● **Material for the task**:
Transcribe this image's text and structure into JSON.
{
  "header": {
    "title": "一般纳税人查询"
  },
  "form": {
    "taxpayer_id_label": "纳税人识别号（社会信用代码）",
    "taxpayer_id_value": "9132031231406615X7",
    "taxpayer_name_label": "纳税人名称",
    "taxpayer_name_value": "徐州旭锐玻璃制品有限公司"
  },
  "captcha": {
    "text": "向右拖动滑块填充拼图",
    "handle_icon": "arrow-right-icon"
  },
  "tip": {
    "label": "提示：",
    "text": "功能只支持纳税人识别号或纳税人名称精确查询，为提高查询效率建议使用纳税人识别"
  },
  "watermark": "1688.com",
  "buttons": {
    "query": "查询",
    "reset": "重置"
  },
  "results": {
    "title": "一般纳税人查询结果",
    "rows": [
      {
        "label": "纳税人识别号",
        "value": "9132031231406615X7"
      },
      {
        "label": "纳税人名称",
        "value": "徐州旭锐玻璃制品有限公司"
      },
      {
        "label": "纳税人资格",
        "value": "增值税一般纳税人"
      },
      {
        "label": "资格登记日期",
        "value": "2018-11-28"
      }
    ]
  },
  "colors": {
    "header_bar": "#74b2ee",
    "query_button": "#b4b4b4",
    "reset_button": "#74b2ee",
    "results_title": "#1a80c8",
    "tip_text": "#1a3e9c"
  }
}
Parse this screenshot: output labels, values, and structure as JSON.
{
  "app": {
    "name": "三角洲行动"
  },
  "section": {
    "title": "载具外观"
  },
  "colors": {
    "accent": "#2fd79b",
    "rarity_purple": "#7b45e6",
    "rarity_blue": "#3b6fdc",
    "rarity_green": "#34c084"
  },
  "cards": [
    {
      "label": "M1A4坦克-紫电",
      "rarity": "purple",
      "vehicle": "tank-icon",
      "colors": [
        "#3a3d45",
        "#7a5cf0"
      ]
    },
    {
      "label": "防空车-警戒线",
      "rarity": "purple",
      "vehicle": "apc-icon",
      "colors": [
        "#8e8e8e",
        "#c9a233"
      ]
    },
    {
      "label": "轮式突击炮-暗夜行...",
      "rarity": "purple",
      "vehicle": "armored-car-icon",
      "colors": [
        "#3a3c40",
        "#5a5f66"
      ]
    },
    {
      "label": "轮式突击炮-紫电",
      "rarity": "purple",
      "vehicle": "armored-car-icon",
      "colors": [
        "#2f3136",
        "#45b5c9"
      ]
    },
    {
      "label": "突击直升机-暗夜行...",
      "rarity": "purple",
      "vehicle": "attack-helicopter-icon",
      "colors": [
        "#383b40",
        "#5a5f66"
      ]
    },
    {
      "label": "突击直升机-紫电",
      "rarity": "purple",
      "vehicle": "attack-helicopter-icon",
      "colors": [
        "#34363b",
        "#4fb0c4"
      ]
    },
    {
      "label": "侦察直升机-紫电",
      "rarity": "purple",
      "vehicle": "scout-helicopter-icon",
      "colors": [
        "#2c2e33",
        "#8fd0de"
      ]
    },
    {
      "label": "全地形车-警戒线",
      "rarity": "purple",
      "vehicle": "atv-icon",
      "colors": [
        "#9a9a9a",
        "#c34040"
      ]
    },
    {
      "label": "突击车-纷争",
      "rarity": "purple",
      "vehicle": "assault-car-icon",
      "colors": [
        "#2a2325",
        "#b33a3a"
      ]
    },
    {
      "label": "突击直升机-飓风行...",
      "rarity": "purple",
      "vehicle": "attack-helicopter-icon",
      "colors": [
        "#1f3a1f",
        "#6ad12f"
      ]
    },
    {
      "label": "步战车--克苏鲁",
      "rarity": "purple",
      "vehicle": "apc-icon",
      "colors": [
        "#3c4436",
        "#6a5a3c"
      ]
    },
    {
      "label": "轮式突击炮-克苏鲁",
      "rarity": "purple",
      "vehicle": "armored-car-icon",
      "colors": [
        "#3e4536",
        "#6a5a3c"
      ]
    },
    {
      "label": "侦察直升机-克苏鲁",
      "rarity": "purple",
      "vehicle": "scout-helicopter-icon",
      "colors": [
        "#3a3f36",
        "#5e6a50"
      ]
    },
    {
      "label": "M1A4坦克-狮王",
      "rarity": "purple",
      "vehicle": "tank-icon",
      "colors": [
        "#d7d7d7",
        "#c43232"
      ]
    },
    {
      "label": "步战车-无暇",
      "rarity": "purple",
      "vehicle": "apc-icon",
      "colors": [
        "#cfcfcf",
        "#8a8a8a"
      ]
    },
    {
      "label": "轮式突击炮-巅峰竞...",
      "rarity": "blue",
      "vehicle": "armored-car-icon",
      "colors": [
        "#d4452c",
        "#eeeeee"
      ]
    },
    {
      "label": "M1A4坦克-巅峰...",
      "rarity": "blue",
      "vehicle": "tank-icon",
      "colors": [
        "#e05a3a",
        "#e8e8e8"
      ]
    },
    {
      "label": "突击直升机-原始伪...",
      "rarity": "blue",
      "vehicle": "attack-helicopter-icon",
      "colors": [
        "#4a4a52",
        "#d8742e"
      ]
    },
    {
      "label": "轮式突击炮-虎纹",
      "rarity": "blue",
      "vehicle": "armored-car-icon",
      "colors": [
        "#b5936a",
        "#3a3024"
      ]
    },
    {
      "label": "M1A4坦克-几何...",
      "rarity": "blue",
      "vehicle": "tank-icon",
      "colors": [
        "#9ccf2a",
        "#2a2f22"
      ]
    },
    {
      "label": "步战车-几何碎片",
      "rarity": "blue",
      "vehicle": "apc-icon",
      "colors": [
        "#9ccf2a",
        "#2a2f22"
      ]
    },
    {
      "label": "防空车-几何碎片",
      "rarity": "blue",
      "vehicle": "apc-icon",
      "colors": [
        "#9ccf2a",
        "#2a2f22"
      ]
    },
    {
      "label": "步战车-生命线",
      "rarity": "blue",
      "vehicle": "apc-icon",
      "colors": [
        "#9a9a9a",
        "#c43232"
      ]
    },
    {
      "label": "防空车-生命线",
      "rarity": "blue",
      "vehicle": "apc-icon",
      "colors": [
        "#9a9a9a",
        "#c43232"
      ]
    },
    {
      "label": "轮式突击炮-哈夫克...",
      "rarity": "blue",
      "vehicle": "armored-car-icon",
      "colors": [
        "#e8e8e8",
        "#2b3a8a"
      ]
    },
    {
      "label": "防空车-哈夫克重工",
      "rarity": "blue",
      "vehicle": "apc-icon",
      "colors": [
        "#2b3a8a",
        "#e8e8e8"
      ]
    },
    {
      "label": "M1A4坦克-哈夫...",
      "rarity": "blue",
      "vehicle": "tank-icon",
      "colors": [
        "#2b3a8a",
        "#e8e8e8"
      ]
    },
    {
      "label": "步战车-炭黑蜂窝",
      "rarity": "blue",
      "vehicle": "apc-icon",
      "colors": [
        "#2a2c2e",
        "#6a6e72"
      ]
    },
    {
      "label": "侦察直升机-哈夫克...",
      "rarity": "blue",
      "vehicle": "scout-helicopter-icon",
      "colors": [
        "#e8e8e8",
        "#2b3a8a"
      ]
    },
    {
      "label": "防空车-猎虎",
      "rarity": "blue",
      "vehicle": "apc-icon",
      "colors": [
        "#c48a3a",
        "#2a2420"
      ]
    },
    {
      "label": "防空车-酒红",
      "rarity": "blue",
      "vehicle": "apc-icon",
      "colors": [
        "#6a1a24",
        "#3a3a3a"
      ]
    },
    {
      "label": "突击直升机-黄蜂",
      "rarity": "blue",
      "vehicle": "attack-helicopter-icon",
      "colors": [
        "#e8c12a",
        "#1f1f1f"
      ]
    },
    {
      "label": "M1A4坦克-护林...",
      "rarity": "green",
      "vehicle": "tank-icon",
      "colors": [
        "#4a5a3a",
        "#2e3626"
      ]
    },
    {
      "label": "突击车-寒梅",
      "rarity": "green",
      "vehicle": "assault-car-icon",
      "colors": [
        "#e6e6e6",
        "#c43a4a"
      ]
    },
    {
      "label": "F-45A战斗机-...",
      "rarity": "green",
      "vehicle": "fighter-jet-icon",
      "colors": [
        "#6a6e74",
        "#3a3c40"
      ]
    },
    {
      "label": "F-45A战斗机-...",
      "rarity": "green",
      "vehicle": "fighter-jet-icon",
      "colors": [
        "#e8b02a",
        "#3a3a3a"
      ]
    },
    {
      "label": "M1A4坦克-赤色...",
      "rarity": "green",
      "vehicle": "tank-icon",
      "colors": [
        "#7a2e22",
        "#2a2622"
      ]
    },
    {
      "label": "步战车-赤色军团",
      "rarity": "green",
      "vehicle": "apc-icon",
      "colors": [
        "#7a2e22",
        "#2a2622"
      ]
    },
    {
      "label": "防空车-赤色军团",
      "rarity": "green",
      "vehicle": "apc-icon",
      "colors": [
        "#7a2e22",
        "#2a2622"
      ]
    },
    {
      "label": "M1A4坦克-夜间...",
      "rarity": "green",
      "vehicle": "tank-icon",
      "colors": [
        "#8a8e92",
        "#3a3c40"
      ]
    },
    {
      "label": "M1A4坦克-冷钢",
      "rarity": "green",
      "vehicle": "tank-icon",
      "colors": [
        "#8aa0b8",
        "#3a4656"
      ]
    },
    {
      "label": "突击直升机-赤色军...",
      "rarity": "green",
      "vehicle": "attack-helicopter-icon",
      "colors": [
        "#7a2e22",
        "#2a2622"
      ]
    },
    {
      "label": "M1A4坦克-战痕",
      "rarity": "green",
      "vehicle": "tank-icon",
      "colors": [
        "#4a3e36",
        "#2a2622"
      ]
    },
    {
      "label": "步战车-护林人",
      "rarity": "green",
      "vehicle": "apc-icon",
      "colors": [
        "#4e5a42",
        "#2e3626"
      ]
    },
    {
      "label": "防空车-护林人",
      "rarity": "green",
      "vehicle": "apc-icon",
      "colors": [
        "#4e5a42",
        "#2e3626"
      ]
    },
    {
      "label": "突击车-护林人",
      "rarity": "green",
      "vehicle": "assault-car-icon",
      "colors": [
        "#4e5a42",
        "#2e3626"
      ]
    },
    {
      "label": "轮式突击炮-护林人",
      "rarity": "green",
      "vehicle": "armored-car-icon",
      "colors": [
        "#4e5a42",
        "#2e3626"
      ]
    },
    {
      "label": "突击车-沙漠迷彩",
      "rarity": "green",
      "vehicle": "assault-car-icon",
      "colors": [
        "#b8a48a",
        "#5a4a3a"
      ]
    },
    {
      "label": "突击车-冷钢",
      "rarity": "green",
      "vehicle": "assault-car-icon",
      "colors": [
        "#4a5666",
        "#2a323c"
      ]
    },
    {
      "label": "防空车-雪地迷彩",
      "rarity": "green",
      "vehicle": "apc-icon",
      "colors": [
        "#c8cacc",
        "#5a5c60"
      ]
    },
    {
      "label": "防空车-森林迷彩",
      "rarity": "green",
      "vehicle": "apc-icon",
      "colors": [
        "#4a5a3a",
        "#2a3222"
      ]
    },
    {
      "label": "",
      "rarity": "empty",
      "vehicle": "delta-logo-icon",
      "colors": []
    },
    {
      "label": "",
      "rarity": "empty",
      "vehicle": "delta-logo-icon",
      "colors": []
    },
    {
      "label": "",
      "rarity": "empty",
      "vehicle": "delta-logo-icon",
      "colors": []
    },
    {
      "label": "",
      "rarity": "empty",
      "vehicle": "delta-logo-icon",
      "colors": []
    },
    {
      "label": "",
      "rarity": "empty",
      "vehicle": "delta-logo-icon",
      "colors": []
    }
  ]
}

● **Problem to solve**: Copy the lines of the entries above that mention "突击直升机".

● **Output for this task**:
      "label": "突击直升机-暗夜行...",
      "label": "突击直升机-紫电",
      "label": "突击直升机-飓风行...",
      "label": "突击直升机-原始伪...",
      "label": "突击直升机-黄蜂",
      "label": "突击直升机-赤色军...",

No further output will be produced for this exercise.